Stars walked the runway in kilts and otherwise. Some had obvious Celtic connections—like Mike “if it’s not Scottish it’s crap” Myers, Alan Cumming, Kyle McLaughlin and Andie MacDowell. For others, such as Al Roker, the connection wasn’t as clear. But he danced a jig to prove his fealty to the Highlands. Joan Jett managed to make kilts look punk. Matthew Modine, sporting a huge tam, lugged a bike as well as a bottle of Glenfiddich. Country singer Kellie Pickler represented the Southern Scots. Perhaps strangest of all was Mercedes’ cosponsorship of the event with a plaid hybrid parked outside the venue: M2 Lounge.
Such British textile manufacturers as Begg, Holland & Sherry and Lochcarron lent their support as did such designers as Vivienne Westwood, Deryck Walker, Joey D and Judith R. Clark.
I thought they’d all been vanquished, but every once in a while you find one: the single-malt-whisky snob who talks smack about blended Scotch as if the latter had no business consorting with the former. I entertained one the other night.
I listened for a while, tempted to interject something about the palate-boggling experience I had recently been treated to with the Royal Salute 38-Year-Old Stone of Destiny. If my guest had only stopped prattling on for a moment about the “undeniable” superiority of some peat-bomb Islay he had just discovered, I might have let him have sip. Instead I told myself to let him remain blissful in his ignorance. And I'm the happier in not having wasted any of my small sample on a lout.
But I will share with you—if not a dram—my thoughts on it. In short, it's a mind scrambler.
This new release from Chivas Regal is the older brother of the company's standard Royal Salute (21 years old), which was already one of my favorite blended Scotches. The Stone of Destiny is the oldest Chivas has ever issued, save for a 50-year-old commemorative version released in 2003 to honor the 50th anniversary of Queen Elizabeth II's coronation. The Stone of Destiny tops the 50-year-old in one significant way: it is planned for continued production, while the other was a one-off edition.
Don’t expect your local store to be flooded with it, however.
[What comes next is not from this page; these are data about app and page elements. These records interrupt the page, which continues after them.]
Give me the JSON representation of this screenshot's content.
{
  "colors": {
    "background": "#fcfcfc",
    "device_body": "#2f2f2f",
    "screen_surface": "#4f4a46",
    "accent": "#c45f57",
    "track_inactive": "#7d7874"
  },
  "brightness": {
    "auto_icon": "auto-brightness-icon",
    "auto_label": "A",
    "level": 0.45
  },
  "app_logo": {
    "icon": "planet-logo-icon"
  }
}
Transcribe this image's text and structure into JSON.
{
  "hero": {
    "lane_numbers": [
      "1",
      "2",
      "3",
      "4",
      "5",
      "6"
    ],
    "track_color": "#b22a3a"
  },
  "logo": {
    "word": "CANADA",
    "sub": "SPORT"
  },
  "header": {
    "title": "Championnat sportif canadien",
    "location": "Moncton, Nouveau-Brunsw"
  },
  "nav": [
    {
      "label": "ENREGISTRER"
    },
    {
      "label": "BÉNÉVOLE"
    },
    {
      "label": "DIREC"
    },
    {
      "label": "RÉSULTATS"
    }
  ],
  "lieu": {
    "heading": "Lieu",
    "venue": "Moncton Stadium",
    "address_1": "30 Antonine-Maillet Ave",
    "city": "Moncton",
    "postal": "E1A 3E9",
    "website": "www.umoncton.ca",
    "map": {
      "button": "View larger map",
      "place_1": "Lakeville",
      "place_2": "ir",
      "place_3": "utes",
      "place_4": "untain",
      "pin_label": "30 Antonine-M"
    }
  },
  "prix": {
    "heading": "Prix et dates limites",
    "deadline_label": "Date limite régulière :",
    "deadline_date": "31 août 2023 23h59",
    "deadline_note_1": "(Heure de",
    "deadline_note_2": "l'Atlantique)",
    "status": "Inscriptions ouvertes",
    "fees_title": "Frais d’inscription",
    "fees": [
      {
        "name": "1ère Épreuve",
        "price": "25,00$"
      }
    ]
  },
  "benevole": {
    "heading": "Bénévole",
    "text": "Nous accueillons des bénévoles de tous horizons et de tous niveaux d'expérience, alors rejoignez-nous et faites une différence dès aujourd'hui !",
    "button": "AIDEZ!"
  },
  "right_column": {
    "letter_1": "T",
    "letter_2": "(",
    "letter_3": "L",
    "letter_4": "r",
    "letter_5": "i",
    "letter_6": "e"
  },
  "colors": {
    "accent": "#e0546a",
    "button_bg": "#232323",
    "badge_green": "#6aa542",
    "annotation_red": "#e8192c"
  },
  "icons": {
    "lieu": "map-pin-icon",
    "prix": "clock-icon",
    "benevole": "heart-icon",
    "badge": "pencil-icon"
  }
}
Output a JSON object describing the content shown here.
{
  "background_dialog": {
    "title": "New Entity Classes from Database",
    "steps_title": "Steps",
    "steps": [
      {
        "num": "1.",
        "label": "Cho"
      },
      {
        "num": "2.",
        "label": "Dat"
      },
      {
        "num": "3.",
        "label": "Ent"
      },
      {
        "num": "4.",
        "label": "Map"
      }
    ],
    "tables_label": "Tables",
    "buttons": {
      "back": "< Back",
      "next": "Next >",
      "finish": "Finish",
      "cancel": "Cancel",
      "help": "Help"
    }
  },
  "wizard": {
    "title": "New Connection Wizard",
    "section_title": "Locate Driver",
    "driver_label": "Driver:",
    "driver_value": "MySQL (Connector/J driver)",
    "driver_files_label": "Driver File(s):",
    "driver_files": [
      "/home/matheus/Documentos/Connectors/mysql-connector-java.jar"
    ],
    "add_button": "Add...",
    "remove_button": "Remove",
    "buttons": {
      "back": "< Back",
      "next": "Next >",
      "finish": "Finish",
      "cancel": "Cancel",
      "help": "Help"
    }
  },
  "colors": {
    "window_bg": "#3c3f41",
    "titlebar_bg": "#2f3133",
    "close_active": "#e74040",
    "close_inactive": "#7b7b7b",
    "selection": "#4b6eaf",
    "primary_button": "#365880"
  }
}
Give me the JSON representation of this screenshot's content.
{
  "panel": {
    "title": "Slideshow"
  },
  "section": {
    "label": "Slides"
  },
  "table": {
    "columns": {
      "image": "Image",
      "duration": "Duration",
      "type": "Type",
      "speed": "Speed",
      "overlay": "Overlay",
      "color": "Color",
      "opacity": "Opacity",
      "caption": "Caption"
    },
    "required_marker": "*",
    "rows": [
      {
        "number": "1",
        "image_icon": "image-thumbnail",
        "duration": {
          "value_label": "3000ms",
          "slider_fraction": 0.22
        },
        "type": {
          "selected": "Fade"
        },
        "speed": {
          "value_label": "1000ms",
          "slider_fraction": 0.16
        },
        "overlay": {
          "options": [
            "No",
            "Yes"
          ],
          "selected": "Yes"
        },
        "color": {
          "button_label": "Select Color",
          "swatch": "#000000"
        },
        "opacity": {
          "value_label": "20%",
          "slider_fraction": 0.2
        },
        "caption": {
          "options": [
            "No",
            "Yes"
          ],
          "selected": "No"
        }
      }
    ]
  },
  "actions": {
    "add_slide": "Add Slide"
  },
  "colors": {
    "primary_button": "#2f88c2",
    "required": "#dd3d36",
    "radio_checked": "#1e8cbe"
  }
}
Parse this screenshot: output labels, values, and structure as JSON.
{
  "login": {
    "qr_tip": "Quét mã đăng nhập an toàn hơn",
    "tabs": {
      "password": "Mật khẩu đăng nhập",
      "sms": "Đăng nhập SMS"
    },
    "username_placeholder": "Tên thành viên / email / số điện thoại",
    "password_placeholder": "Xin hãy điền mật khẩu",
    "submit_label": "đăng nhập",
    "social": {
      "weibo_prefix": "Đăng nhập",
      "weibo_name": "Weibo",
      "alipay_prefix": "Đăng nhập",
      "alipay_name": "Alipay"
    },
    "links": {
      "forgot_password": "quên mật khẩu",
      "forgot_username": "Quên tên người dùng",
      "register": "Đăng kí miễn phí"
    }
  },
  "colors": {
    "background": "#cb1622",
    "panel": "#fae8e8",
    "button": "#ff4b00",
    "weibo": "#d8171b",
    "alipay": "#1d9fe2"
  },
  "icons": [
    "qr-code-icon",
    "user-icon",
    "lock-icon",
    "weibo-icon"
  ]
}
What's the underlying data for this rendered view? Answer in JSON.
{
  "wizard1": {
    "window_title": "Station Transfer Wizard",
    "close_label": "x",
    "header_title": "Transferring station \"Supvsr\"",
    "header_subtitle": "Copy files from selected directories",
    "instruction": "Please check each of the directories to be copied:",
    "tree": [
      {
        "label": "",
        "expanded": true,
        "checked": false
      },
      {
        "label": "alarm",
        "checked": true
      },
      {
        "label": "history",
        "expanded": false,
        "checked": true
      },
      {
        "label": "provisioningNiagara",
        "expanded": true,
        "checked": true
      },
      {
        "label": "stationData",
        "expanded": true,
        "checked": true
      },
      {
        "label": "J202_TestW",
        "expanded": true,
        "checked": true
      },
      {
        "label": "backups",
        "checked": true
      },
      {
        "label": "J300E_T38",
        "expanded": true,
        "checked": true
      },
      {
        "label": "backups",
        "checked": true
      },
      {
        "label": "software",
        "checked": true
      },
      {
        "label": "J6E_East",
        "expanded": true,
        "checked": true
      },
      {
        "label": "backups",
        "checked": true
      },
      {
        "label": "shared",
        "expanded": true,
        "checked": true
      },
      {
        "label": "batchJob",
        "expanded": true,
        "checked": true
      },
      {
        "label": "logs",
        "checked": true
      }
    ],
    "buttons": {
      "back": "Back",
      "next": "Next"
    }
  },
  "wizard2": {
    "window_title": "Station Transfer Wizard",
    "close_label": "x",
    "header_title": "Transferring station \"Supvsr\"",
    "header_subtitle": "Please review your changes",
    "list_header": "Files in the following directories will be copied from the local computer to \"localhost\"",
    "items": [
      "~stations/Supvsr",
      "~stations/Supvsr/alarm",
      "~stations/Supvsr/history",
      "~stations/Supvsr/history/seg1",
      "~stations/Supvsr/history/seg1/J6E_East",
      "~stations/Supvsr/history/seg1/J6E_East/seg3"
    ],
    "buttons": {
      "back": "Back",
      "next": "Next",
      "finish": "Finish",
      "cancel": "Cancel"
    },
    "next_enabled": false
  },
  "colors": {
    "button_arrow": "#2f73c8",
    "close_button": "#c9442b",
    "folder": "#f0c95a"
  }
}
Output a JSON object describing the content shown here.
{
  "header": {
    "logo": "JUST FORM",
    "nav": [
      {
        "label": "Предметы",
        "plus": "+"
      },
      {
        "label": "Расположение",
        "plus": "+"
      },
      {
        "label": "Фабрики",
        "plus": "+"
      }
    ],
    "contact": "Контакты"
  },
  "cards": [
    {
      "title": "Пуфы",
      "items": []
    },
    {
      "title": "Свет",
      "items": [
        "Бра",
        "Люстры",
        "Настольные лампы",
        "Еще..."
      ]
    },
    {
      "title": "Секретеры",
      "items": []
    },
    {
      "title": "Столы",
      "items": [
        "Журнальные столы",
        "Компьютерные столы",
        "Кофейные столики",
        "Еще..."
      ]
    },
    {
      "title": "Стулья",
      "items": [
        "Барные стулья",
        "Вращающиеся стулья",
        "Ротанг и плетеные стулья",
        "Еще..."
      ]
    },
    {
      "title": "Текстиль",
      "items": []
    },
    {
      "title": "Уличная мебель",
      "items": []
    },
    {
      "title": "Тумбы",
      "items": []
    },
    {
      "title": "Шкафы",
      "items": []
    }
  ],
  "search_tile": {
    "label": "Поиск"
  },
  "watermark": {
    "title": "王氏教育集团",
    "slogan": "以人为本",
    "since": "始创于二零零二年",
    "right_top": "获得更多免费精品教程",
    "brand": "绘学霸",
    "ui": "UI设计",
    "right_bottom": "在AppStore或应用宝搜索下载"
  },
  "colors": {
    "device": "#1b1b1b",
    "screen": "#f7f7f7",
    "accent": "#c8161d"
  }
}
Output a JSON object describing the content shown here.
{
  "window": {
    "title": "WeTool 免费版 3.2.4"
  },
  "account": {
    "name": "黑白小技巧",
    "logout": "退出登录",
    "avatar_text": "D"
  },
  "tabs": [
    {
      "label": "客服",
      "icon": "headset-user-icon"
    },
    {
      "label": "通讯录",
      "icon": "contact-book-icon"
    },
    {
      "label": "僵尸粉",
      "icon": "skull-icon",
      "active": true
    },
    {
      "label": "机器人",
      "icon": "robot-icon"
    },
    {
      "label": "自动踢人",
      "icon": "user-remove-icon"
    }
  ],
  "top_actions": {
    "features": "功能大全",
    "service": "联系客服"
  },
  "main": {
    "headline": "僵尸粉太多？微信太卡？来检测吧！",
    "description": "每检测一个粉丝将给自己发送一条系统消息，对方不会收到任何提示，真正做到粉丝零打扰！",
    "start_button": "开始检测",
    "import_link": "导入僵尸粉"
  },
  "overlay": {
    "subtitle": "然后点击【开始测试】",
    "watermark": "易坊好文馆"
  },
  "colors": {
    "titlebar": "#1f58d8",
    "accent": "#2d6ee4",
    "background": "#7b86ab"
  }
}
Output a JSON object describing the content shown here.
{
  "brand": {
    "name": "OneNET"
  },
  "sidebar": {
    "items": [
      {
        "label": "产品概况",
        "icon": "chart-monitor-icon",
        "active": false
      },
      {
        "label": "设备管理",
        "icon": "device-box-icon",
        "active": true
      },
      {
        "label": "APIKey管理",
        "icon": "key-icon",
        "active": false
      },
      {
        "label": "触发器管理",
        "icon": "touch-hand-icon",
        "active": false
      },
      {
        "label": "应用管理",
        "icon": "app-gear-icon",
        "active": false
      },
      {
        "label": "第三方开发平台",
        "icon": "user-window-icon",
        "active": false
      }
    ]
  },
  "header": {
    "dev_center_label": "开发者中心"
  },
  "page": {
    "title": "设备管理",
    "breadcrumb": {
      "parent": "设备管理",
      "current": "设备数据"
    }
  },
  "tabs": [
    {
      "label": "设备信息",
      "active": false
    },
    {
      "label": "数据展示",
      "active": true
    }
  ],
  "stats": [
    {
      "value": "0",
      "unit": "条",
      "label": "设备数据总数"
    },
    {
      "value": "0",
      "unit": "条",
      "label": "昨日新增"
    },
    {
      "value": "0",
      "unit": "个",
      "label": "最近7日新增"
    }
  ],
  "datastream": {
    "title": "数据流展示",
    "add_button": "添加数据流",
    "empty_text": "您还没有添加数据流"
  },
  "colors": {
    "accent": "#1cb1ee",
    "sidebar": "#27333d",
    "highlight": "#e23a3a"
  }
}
Brand ambassador Michael McLaren, who introduced me to the Stone of Destiny, explains that it is a limited allocation with only 600 bottles in the first release, with only a third of them coming to America. He says the company settled on 38 years old as an age at which it could continue to produce on a regular basis.
The whisky marries a dozen single malts with one grain whisky for an exceptionally high malt content. Barrels filled for the third and fourth time were used to achieve its advanced age without the whisky being overpowered by the wood. Once blended together the product was allowed to marry in barrels for two years.
What to call John Ramsay? His title is master blender. But given that that is a pretty common spirits-industry term defining a person who oversees blending, perhaps for Ramsay we need something more. It may seem redundant, but how about master master blender?
You see, John, who is now retiring from Scotland's Edrington Group after 43 years in the industry, is the genius behind the Glenrothes Vintage program as well as being the master blender of such prestige blends as Famous Grouse and Cutty Sark and one of the malt masters of The Macallan and Highland Park. And that's some pretty tall—well not cotton, but lets say—barley.
A couple of weeks ago, I tipped glasses with John who was doing sort of a farewell tour of New York. The obvious first question was what was his proudest of the many Scotch variants he has created. He mentioned The Macallan Fine Oak Collection and, of course, Glenrothes , but interestingly his final answer was not a single malt, but a blend. That would be his 30-year-old Famous Grouse, which topped an international spirits competition in 2007.
Asked about the number of whiskies he's designed, he rolled his eyes and said, "A lot, some successful, some come and gone." One of the main changes he notes in the industry over his more than four decades is the number of variants the market demands. "Every marketer and his dog seems to have it in his mind that he can make a whisky that will overtake the world." Few do, but Ramsay has had a hand in his share.
Another huge change occurring during Ramsay's career was the widening of the Scotch market, particularly in Asia, but also in the countries of the former Soviet Bloc. He said that he just come from a tour in the Czech Republic, where they have long been Highland Park fans and have recently been introduced to Glenrothes.